Page and application data records

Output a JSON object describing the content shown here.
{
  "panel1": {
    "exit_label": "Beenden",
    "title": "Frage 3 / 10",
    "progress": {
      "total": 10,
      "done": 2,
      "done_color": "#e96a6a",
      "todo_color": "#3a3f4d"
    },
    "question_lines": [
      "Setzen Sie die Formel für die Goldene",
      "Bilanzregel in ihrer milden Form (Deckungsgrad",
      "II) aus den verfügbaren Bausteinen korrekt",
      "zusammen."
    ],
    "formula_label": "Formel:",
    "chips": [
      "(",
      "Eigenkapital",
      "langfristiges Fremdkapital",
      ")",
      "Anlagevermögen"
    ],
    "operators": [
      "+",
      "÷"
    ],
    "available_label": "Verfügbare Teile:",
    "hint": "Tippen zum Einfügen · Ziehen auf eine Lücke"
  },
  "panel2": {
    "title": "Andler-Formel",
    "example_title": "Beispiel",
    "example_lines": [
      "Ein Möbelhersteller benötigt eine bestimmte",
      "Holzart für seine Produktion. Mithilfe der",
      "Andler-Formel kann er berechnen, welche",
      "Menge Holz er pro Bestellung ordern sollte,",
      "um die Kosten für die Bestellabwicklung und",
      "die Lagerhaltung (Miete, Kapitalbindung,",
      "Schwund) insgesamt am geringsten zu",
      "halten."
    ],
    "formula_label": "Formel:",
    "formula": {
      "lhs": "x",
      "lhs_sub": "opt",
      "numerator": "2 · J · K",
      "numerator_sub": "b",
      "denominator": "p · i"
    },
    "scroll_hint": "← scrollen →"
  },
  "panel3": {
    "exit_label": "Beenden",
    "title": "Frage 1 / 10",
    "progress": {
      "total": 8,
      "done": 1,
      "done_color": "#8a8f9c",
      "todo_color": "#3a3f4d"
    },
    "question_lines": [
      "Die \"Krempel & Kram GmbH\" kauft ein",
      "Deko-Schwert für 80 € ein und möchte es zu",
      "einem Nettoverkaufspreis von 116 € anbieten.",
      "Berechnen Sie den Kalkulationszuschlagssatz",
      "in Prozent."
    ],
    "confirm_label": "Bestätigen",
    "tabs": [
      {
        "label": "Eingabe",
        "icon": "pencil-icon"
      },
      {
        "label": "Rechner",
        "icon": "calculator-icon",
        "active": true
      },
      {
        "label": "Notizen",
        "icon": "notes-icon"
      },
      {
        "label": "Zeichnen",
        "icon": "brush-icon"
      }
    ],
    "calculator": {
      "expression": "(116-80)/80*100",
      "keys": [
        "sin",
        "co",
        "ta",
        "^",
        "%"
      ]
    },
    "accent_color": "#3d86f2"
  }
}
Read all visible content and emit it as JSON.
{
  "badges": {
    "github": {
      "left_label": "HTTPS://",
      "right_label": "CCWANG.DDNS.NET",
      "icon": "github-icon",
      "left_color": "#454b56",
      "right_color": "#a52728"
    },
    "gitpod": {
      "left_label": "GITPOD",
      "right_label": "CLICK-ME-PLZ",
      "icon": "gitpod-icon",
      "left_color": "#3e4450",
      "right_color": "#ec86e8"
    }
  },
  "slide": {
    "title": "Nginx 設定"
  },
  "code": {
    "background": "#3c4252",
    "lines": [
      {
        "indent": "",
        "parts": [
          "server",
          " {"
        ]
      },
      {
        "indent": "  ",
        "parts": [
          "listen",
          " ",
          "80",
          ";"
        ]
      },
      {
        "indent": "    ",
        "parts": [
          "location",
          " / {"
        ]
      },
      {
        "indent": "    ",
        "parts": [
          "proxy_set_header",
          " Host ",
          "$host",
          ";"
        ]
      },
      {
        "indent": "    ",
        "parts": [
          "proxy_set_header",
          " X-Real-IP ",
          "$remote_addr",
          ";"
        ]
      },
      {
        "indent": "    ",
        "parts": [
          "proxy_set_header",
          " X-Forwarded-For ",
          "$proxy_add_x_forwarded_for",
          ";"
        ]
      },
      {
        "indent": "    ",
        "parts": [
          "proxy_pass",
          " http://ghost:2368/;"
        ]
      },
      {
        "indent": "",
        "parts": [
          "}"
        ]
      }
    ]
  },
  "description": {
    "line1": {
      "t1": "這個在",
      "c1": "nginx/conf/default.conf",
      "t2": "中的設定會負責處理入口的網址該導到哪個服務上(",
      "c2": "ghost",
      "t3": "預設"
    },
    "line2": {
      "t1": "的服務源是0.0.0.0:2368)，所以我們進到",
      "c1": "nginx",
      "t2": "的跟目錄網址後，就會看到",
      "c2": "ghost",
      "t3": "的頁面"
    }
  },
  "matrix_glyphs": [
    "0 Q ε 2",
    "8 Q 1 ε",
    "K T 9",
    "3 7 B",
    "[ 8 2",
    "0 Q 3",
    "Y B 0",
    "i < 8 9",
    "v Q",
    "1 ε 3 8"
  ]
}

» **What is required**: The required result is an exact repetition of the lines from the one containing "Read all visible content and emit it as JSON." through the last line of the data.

» **Written solution**:
Read all visible content and emit it as JSON.
{
  "badges": {
    "github": {
      "left_label": "HTTPS://",
      "right_label": "CCWANG.DDNS.NET",
      "icon": "github-icon",
      "left_color": "#454b56",
      "right_color": "#a52728"
    },
    "gitpod": {
      "left_label": "GITPOD",
      "right_label": "CLICK-ME-PLZ",
      "icon": "gitpod-icon",
      "left_color": "#3e4450",
      "right_color": "#ec86e8"
    }
  },
  "slide": {
    "title": "Nginx 設定"
  },
  "code": {
    "background": "#3c4252",
    "lines": [
      {
        "indent": "",
        "parts": [
          "server",
          " {"
        ]
      },
      {
        "indent": "  ",
        "parts": [
          "listen",
          " ",
          "80",
          ";"
        ]
      },
      {
        "indent": "    ",
        "parts": [
          "location",
          " / {"
        ]
      },
      {
        "indent": "    ",
        "parts": [
          "proxy_set_header",
          " Host ",
          "$host",
          ";"
        ]
      },
      {
        "indent": "    ",
        "parts": [
          "proxy_set_header",
          " X-Real-IP ",
          "$remote_addr",
          ";"
        ]
      },
      {
        "indent": "    ",
        "parts": [
          "proxy_set_header",
          " X-Forwarded-For ",
          "$proxy_add_x_forwarded_for",
          ";"
        ]
      },
      {
        "indent": "    ",
        "parts": [
          "proxy_pass",
          " http://ghost:2368/;"
        ]
      },
      {
        "indent": "",
        "parts": [
          "}"
        ]
      }
    ]
  },
  "description": {
    "line1": {
      "t1": "這個在",
      "c1": "nginx/conf/default.conf",
      "t2": "中的設定會負責處理入口的網址該導到哪個服務上(",
      "c2": "ghost",
      "t3": "預設"
    },
    "line2": {
      "t1": "的服務源是0.0.0.0:2368)，所以我們進到",
      "c1": "nginx",
      "t2": "的跟目錄網址後，就會看到",
      "c2": "ghost",
      "t3": "的頁面"
    }
  },
  "matrix_glyphs": [
    "0 Q ε 2",
    "8 Q 1 ε",
    "K T 9",
    "3 7 B",
    "[ 8 2",
    "0 Q 3",
    "Y B 0",
    "i < 8 9",
    "v Q",
    "1 ε 3 8"
  ]
}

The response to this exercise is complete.